There is. It sort of becomes you. Your ego, or whatever… I have shot about 300 dawns, so that’s a lot of visual memories in my head. There are all these images in my mind of things I want to capture, but you can’t control the sea. That is the beauty of it. You have this weird little brief in your head of wanting to catch that perfect moment, with the light and the movement, when everything is just right. But it may never come.
How many times have you managed to get that shot?
Maybe a couple? There are definitely moments where I have gotten close, but I don’t think I am there yet. And that’s okay. When you see it as the process, you enjoy it anyway.

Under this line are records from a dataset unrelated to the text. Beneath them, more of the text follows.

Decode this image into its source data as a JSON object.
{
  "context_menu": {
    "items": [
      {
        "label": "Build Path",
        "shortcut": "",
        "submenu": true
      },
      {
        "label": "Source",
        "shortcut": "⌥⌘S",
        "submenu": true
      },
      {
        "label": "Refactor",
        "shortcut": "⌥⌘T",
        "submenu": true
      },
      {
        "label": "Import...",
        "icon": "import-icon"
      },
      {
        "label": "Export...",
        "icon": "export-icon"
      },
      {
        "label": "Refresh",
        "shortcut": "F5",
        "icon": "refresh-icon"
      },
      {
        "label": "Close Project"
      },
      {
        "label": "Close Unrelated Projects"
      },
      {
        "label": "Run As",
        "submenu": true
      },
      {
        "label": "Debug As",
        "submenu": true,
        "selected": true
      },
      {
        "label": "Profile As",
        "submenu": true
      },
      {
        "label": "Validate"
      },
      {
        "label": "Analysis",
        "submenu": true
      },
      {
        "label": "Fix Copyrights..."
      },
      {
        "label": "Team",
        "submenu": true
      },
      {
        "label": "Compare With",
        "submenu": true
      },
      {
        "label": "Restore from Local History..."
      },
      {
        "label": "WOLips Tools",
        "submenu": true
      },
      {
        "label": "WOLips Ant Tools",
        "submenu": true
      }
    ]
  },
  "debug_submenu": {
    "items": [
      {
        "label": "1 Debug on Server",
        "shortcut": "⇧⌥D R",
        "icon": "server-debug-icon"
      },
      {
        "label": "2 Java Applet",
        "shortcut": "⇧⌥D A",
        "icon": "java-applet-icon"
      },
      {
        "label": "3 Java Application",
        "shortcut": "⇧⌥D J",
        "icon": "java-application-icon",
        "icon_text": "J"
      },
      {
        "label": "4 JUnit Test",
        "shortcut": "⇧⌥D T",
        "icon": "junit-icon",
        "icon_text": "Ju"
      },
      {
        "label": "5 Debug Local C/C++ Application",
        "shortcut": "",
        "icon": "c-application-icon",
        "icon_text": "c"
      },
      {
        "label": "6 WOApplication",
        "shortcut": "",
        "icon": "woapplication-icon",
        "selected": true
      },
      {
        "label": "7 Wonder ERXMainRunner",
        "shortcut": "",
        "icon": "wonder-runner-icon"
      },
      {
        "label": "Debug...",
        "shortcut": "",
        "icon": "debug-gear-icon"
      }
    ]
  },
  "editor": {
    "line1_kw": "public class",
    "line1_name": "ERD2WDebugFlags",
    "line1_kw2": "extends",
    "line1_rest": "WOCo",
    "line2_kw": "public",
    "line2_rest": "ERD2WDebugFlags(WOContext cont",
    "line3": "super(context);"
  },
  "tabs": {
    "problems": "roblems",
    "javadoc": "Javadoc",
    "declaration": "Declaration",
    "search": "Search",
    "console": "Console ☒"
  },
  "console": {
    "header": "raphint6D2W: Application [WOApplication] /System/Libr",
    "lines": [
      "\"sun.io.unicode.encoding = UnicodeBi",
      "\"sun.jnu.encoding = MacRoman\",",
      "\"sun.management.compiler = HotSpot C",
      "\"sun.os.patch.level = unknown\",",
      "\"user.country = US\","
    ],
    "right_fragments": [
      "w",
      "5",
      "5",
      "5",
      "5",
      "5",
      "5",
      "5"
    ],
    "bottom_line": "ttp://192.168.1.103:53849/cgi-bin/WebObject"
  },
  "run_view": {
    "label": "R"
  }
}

I almost enjoy water photography as much as surfing. I get the same buzz, because it is all about the process. You have a direction, but it is not important. There is something really amazing and beautiful about that journey, which is the enjoyable bit in the end. That is what it is all about; the process, not the end point. The enjoyment along the way. That is all we have, really.
You swim and photograph in some pretty rough sea conditions. So, speaking of process, where does that confidence come from? Especially when you consider that you’re also holding a camera, fiddling with settings, trying to position, etc.
I think the confidence comes from experience. In comparison to people like Mickey Smith and Jack Johns - they are super confident and they swim in really heavy water - I have always been a pretty calculated person, which is a blessing and curse. I would love to be more like Jack, where he has such confidence in heavy water, and I admire that. For whatever reason, he can do that. But I am definitely more calculated.
I suppose, growing up bodyboarding… I know Jack and Mickey and a lot of the crew shooting in the water are ex-bodyboarders. We like to hang around in that zone in the wave. All surfers do, but with bodyboarders they are drawn more to those heavier, slabbier waves. I was not crazy like the rest of the guys, but you still spend a lot of time in that area.
So, the transition from getting rid of the bodyboard to holding a water housing; you could still use the swim fins. You’re already programmed. You’ve been there before in these places, you have seen it hundreds of times. You have seen your friends in crazy positions on waves as you are paddling out, your body knows what it is like to be there. So being there with a camera, you are just pressing the button in a way!
“There is a higher chance you are going to want to protect nature if you are connected to it.”
But it’s not all about capturing massive heavy surf for you anyway. Is there a kind of storytelling or message behind your more artistic photography?
For me, it’s another reason to do water photography… It is kind of like a service. With Dawn Days and all the messages I got, you really realise how many people you touch; through creativity and a connection back to the natural world. Whether I am kidding myself or not, I always feel like you can shoot the sea, show its beauty and encourage others to be creative and to connect with it.
Not all the people in the city are disconnected, but it is harder to be connected to nature if you are not witnessing the beauty of it and being in and around it. So my challenge is, can I capture something really beautiful, then through prints or books, can we start to make a noise to inspire stewardship of the earth and the sea? There is a higher chance you are going to want to protect nature if you are connected to it.